Nobody does it tougher.
Reinventing James Bond as a kind of Navy SEAL with an attitude problem, "Casino Royale" turns out to be cracking good entertainment, as well as a fresh start for the perdurable 21-picture franchise.
Daniel Craig kicks major maximus as a Bond who'd never use a computer where a punch will do. He's lean and athletic and fast, and he is seemingly the first Bond to actually bleed.
Director Martin Campbell's version astutely restores Bond to a real world -- note I say a real world, not the real world. This movie is set, say, one remove from the possible, instead of, like those last few, 20 or so removes. Yet the movie also has a number of shocking moments -- shocking, that is, in their tenderness, their tragedy, their human dimension. The scenes between the cool Craig and M (the brilliant Judi Dench) crackle with hostility, and there's a moment when a young British agent is first exposed to the incredible violence of the world she has elected to enter, and she collapses in the shower in her clothes. Bond holds her, not because he's on the make but because he loves her and knows she's in pain.
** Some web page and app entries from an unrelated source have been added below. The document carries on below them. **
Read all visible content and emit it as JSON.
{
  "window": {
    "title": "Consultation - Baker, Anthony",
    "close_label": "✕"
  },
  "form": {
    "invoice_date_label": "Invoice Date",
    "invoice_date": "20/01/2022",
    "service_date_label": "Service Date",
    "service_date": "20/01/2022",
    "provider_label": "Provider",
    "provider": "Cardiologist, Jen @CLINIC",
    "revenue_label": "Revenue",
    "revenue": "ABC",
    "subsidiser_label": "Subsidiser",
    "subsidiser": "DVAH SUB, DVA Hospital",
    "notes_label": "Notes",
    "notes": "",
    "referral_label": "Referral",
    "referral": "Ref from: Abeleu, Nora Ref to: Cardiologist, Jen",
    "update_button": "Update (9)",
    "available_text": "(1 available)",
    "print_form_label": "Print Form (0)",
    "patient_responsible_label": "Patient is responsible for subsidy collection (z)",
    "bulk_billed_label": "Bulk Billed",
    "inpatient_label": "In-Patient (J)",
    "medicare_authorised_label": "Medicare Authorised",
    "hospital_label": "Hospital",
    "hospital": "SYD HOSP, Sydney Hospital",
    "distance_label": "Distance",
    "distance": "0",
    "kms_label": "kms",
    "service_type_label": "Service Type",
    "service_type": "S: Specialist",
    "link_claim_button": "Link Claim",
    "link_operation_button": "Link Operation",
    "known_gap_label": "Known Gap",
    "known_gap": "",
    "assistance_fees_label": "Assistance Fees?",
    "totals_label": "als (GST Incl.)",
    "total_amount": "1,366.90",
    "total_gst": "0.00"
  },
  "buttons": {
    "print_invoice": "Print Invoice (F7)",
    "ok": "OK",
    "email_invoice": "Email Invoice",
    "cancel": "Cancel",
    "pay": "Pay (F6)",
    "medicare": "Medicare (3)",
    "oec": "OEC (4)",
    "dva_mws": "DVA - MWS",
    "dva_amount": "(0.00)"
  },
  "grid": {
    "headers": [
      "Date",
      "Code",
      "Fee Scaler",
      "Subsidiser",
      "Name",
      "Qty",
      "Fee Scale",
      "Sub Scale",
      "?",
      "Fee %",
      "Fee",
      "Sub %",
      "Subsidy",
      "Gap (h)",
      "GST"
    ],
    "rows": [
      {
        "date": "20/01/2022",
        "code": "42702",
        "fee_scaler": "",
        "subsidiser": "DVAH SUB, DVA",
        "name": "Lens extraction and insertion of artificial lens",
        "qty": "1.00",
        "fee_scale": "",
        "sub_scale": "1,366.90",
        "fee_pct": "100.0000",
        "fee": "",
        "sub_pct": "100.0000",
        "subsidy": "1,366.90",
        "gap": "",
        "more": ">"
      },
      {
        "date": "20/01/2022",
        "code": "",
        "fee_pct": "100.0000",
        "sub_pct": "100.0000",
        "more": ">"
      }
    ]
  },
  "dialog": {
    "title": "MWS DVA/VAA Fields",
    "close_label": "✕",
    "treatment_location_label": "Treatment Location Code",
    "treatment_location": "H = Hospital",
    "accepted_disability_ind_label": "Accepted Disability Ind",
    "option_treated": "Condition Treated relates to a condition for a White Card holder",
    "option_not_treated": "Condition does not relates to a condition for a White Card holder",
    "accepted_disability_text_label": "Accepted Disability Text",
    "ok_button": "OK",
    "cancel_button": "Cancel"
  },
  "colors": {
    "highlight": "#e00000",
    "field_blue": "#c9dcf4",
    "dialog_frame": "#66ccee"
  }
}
The plot makes some sense, though a number of connections are so fast you more or less have to take them on faith. We open with Bond's first two kills, which appear to have nothing to do with the rest of the movie: They simply establish tone. Then he's off to Madagascar to prevent a terrorist attack. Bond ends up in the Bahamas, then follows a suspect (I'm not sure who) to Miami, where that suspect gives something (I'm not sure what) to a terrorist.
Half an hour too long and with too many villains we really can't place in the plot, "Casino Royale" nevertheless proves you seldom go wrong if you make a movie that leaves you stirred, not shaken.
-- Stephen Hunter (Nov. 16, 2006)
Contains violence, including a scene of torture, as well as sexual content and nudity.